First of all, they should simplify ministerial roles and the Cabinet, which has grown so large as to be almost useless as a place to make decisions. The prime minister could look to (whisper it) Brussels for inspiration: the Juncker Commission has appointed several super-commissioners to oversee important policy priorities, a move which seems to be working well. By the same logic, the UK should have super-ministers with cross-departmental responsibility for important areas. Depending on who wins the election, their remits could include infrastructure (bringing together energy, transport, planning, communications), equality (with oversight of welfare, redistribution and social exclusion) or internal security (overseeing borders, policing, intelligence and immigration). This would ensure a clearer focus on the most important government priorities and cut through long-established silos.

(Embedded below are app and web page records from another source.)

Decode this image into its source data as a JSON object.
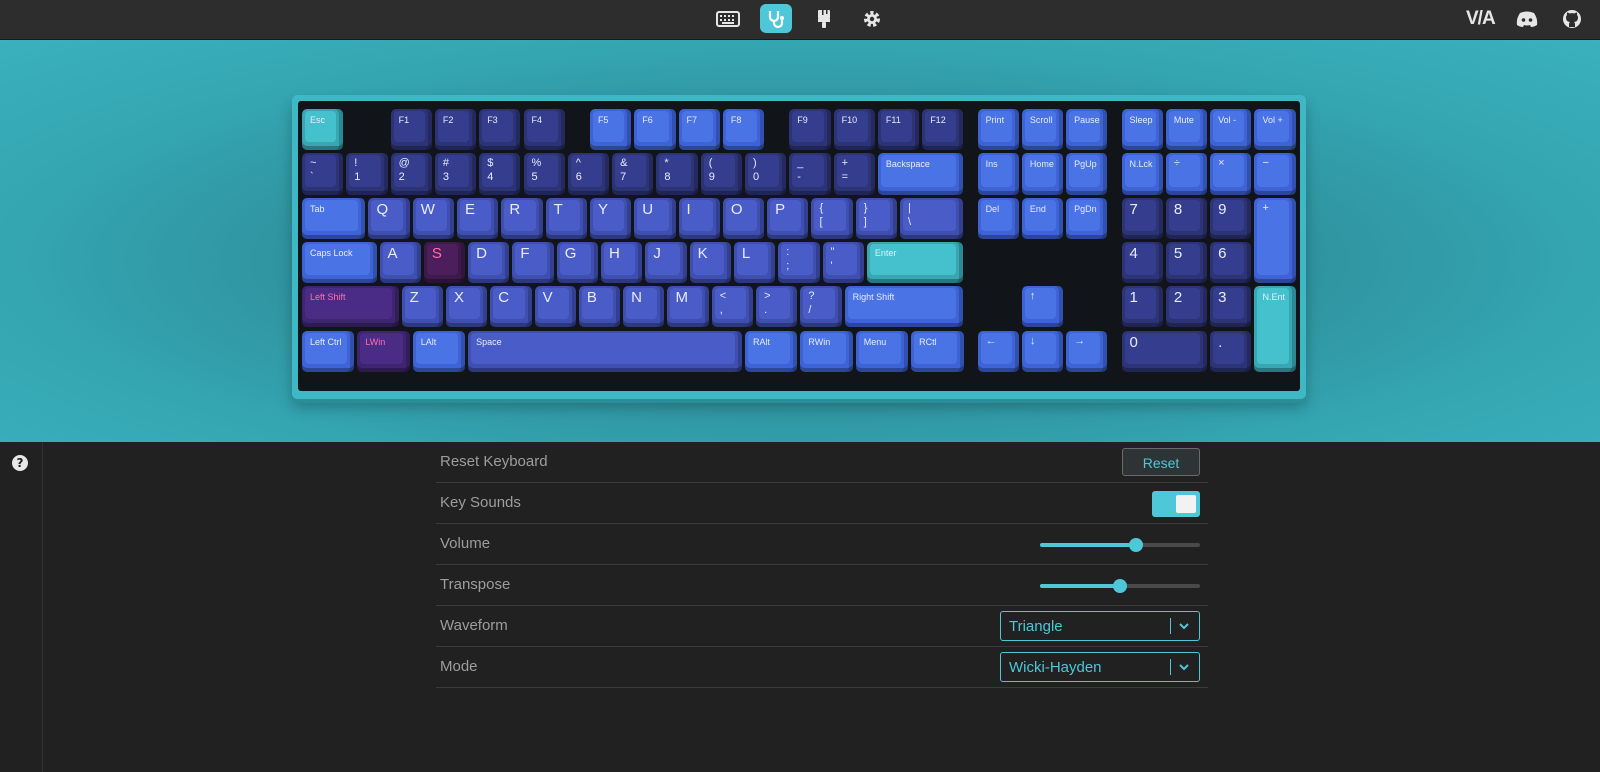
{
  "topbar": {
    "tabs": [
      {
        "name": "keyboard-icon",
        "active": false
      },
      {
        "name": "stethoscope-icon",
        "active": true
      },
      {
        "name": "paint-brush-icon",
        "active": false
      },
      {
        "name": "gear-icon",
        "active": false
      }
    ],
    "brand": "V/A"
  },
  "colors": {
    "accent": "#4ec7d9",
    "background": "#212121",
    "topbar": "#2d2d2d",
    "keycap_blue": "#4a5cc7",
    "keycap_teal": "#45c1cd",
    "keycap_purple": "#4a2c86",
    "highlight_pink": "#ff6fa8"
  },
  "keyboard": {
    "keys": {
      "esc": "Esc",
      "f1": "F1",
      "f2": "F2",
      "f3": "F3",
      "f4": "F4",
      "f5": "F5",
      "f6": "F6",
      "f7": "F7",
      "f8": "F8",
      "f9": "F9",
      "f10": "F10",
      "f11": "F11",
      "f12": "F12",
      "print": "Print",
      "scroll": "Scroll",
      "pause": "Pause",
      "sleep": "Sleep",
      "mute": "Mute",
      "voldown": "Vol -",
      "volup": "Vol +",
      "grave": "~\n`",
      "n1": "!\n1",
      "n2": "@\n2",
      "n3": "#\n3",
      "n4": "$\n4",
      "n5": "%\n5",
      "n6": "^\n6",
      "n7": "&\n7",
      "n8": "*\n8",
      "n9": "(\n9",
      "n0": ")\n0",
      "minus": "_\n-",
      "equal": "+\n=",
      "backspace": "Backspace",
      "ins": "Ins",
      "home": "Home",
      "pgup": "PgUp",
      "nlck": "N.Lck",
      "kpdiv": "÷",
      "kpmul": "×",
      "kpminus": "−",
      "tab": "Tab",
      "q": "Q",
      "w": "W",
      "e": "E",
      "r": "R",
      "t": "T",
      "y": "Y",
      "u": "U",
      "i": "I",
      "o": "O",
      "p": "P",
      "lbrace": "{\n[",
      "rbrace": "}\n]",
      "bslash": "|\n\\",
      "del": "Del",
      "end": "End",
      "pgdn": "PgDn",
      "kp7": "7",
      "kp8": "8",
      "kp9": "9",
      "kpplus": "+",
      "caps": "Caps Lock",
      "a": "A",
      "s": "S",
      "d": "D",
      "f": "F",
      "g": "G",
      "h": "H",
      "j": "J",
      "k": "K",
      "l": "L",
      "semi": ":\n;",
      "quote": "\"\n'",
      "enter": "Enter",
      "kp4": "4",
      "kp5": "5",
      "kp6": "6",
      "lshift": "Left Shift",
      "z": "Z",
      "x": "X",
      "c": "C",
      "v": "V",
      "b": "B",
      "n": "N",
      "m": "M",
      "comma": "<\n,",
      "period": ">\n.",
      "slash": "?\n/",
      "rshift": "Right Shift",
      "up": "↑",
      "kp1": "1",
      "kp2": "2",
      "kp3": "3",
      "kpenter": "N.Ent",
      "lctrl": "Left Ctrl",
      "lwin": "LWin",
      "lalt": "LAlt",
      "space": "Space",
      "ralt": "RAlt",
      "rwin": "RWin",
      "menu": "Menu",
      "rctl": "RCtl",
      "left": "←",
      "down": "↓",
      "right": "→",
      "kp0": "0",
      "kpdot": "."
    }
  },
  "settings": {
    "reset_label": "Reset Keyboard",
    "reset_button": "Reset",
    "key_sounds_label": "Key Sounds",
    "key_sounds_on": true,
    "volume_label": "Volume",
    "volume_value": 0.6,
    "transpose_label": "Transpose",
    "transpose_value": 0.5,
    "waveform_label": "Waveform",
    "waveform_value": "Triangle",
    "mode_label": "Mode",
    "mode_value": "Wicki-Hayden"
  },
  "help_icon": "?"
}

The next big change a new government should make is to break up the Treasury. The Treasury has great responsibility: it is in charge of fiscal policy, government borrowing and economic growth, and acts as the government’s finance director to boot. This combination of important roles is rare: in the US, France, Germany, Australia and Canada, these powers do not reside in a single department. And, we would argue, it means that too many decisions are made through a narrowly financial lens. The post-war decline of British industry shows what happens when businesses are run by accountants and money-men: we should save government from the same fate. The Treasury’s budgetary powers could be moved to an enlarged Cabinet Office, its economic remit merged into the Department for Business, Innovation and Skills to create a genuine Department for Growth.
A third step is to learn from other governments around the world: not just national governments, but those of successful cities and regions. From the Barcelona Urban Lab to Boston’s Mayor’s Office for New Urban Mechanics to Singapore’s PS21, governments are building new teams and technologies to improve their ability to come up with new ideas, to absorb and make the most of new technologies, to experiment rigorously to see what works, and to maintain a long-term vision.

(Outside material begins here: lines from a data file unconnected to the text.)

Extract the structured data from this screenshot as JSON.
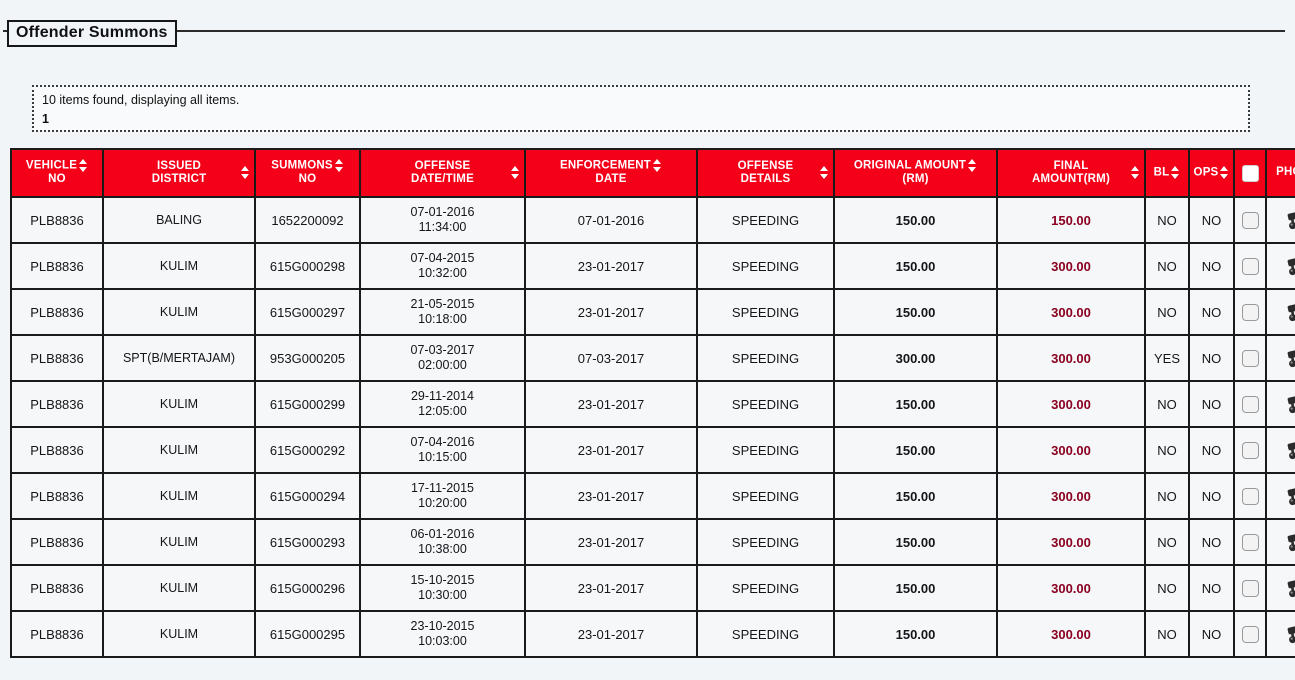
{
  "panel": {
    "legend": "Offender Summons"
  },
  "info": {
    "summary": "10 items found, displaying all items.",
    "page_indicator": "1"
  },
  "colors": {
    "header_red": "#f50019",
    "final_amount": "#8b0020",
    "page_background": "#f2f5f7",
    "cell_background": "#f5f7f8",
    "border": "#1a1a1a"
  },
  "table": {
    "columns": [
      {
        "key": "vehicle_no",
        "label_line1": "VEHICLE",
        "label_line2": "NO",
        "sortable": true,
        "sorter_position": "inline"
      },
      {
        "key": "issued_district",
        "label_line1": "ISSUED",
        "label_line2": "DISTRICT",
        "sortable": true,
        "sorter_position": "far"
      },
      {
        "key": "summons_no",
        "label_line1": "SUMMONS",
        "label_line2": "NO",
        "sortable": true,
        "sorter_position": "inline"
      },
      {
        "key": "offense_datetime",
        "label_line1": "OFFENSE",
        "label_line2": "DATE/TIME",
        "sortable": true,
        "sorter_position": "far"
      },
      {
        "key": "enforcement_date",
        "label_line1": "ENFORCEMENT",
        "label_line2": "DATE",
        "sortable": true,
        "sorter_position": "inline"
      },
      {
        "key": "offense_details",
        "label_line1": "OFFENSE",
        "label_line2": "DETAILS",
        "sortable": true,
        "sorter_position": "far"
      },
      {
        "key": "original_amount",
        "label_line1": "ORIGINAL AMOUNT",
        "label_line2": "(RM)",
        "sortable": true,
        "sorter_position": "inline"
      },
      {
        "key": "final_amount",
        "label_line1": "FINAL",
        "label_line2": "AMOUNT(RM)",
        "sortable": true,
        "sorter_position": "far"
      },
      {
        "key": "bl",
        "label_line1": "BL",
        "label_line2": "",
        "sortable": true,
        "sorter_position": "inline"
      },
      {
        "key": "ops",
        "label_line1": "OPS",
        "label_line2": "",
        "sortable": true,
        "sorter_position": "inline"
      },
      {
        "key": "select_all",
        "label_line1": "",
        "label_line2": "",
        "sortable": false,
        "sorter_position": "none",
        "control": "checkbox"
      },
      {
        "key": "photo",
        "label_line1": "PHOTO",
        "label_line2": "",
        "sortable": false,
        "sorter_position": "none"
      }
    ],
    "rows": [
      {
        "vehicle_no": "PLB8836",
        "issued_district": "BALING",
        "summons_no": "1652200092",
        "offense_date": "07-01-2016",
        "offense_time": "11:34:00",
        "enforcement_date": "07-01-2016",
        "offense_details": "SPEEDING",
        "original_amount": "150.00",
        "final_amount": "150.00",
        "bl": "NO",
        "ops": "NO",
        "selected": false,
        "photo_icon": "cctv-camera-icon"
      },
      {
        "vehicle_no": "PLB8836",
        "issued_district": "KULIM",
        "summons_no": "615G000298",
        "offense_date": "07-04-2015",
        "offense_time": "10:32:00",
        "enforcement_date": "23-01-2017",
        "offense_details": "SPEEDING",
        "original_amount": "150.00",
        "final_amount": "300.00",
        "bl": "NO",
        "ops": "NO",
        "selected": false,
        "photo_icon": "cctv-camera-icon"
      },
      {
        "vehicle_no": "PLB8836",
        "issued_district": "KULIM",
        "summons_no": "615G000297",
        "offense_date": "21-05-2015",
        "offense_time": "10:18:00",
        "enforcement_date": "23-01-2017",
        "offense_details": "SPEEDING",
        "original_amount": "150.00",
        "final_amount": "300.00",
        "bl": "NO",
        "ops": "NO",
        "selected": false,
        "photo_icon": "cctv-camera-icon"
      },
      {
        "vehicle_no": "PLB8836",
        "issued_district": "SPT(B/MERTAJAM)",
        "summons_no": "953G000205",
        "offense_date": "07-03-2017",
        "offense_time": "02:00:00",
        "enforcement_date": "07-03-2017",
        "offense_details": "SPEEDING",
        "original_amount": "300.00",
        "final_amount": "300.00",
        "bl": "YES",
        "ops": "NO",
        "selected": false,
        "photo_icon": "cctv-camera-icon"
      },
      {
        "vehicle_no": "PLB8836",
        "issued_district": "KULIM",
        "summons_no": "615G000299",
        "offense_date": "29-11-2014",
        "offense_time": "12:05:00",
        "enforcement_date": "23-01-2017",
        "offense_details": "SPEEDING",
        "original_amount": "150.00",
        "final_amount": "300.00",
        "bl": "NO",
        "ops": "NO",
        "selected": false,
        "photo_icon": "cctv-camera-icon"
      },
      {
        "vehicle_no": "PLB8836",
        "issued_district": "KULIM",
        "summons_no": "615G000292",
        "offense_date": "07-04-2016",
        "offense_time": "10:15:00",
        "enforcement_date": "23-01-2017",
        "offense_details": "SPEEDING",
        "original_amount": "150.00",
        "final_amount": "300.00",
        "bl": "NO",
        "ops": "NO",
        "selected": false,
        "photo_icon": "cctv-camera-icon"
      },
      {
        "vehicle_no": "PLB8836",
        "issued_district": "KULIM",
        "summons_no": "615G000294",
        "offense_date": "17-11-2015",
        "offense_time": "10:20:00",
        "enforcement_date": "23-01-2017",
        "offense_details": "SPEEDING",
        "original_amount": "150.00",
        "final_amount": "300.00",
        "bl": "NO",
        "ops": "NO",
        "selected": false,
        "photo_icon": "cctv-camera-icon"
      },
      {
        "vehicle_no": "PLB8836",
        "issued_district": "KULIM",
        "summons_no": "615G000293",
        "offense_date": "06-01-2016",
        "offense_time": "10:38:00",
        "enforcement_date": "23-01-2017",
        "offense_details": "SPEEDING",
        "original_amount": "150.00",
        "final_amount": "300.00",
        "bl": "NO",
        "ops": "NO",
        "selected": false,
        "photo_icon": "cctv-camera-icon"
      },
      {
        "vehicle_no": "PLB8836",
        "issued_district": "KULIM",
        "summons_no": "615G000296",
        "offense_date": "15-10-2015",
        "offense_time": "10:30:00",
        "enforcement_date": "23-01-2017",
        "offense_details": "SPEEDING",
        "original_amount": "150.00",
        "final_amount": "300.00",
        "bl": "NO",
        "ops": "NO",
        "selected": false,
        "photo_icon": "cctv-camera-icon"
      },
      {
        "vehicle_no": "PLB8836",
        "issued_district": "KULIM",
        "summons_no": "615G000295",
        "offense_date": "23-10-2015",
        "offense_time": "10:03:00",
        "enforcement_date": "23-01-2017",
        "offense_details": "SPEEDING",
        "original_amount": "150.00",
        "final_amount": "300.00",
        "bl": "NO",
        "ops": "NO",
        "selected": false,
        "photo_icon": "cctv-camera-icon"
      }
    ]
  }
}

The final priority for the centre of government is about rhythm and direction. The set-pieces of the British constitution give the prime minister few opportunities to set the agenda. The red-letter days of the British political calendar - the Queen’s Speech, the Budget, weekly prime minister's questions – are all in their own way unsatisfactory. With such a meagre range of set pieces, it is no wonder the management of the media and the Downing Street Grid has taken on such unhelpful importance.
Instead, the government should create new channels for setting a vision and engaging with the wider world. Adopting the American model of a State of the Union address – a regular setting-out of views and priorities, including but not limited to legislation – would be a start.
Legitimation also requires listening and discussing. Alongside an annual address, they should put in place regular means of discussing policies and strategies with the population as a whole. There are now many ways to do this, and parliaments and governments around Europe – such as the digitally advanced ones in Finland and Estonia – are experimenting with ways to orchestrate conversation with citizens that goes well beyond petition sites, or the stale formulae of public consultations. Early on, the PM should identify one or two of the most challenging issues – such as care for the elderly, or the relationship between children and the internet - as subjects for a more open dialogue, and pursue these.
Any would-be prime minister who wants to get things done must think seriously about these changes to the centre of government. And if they want to make headway on them, they need to start on day one. Which means that although the future of Whitehall won’t win hearts on the campaign trail, they need to be thinking about them now.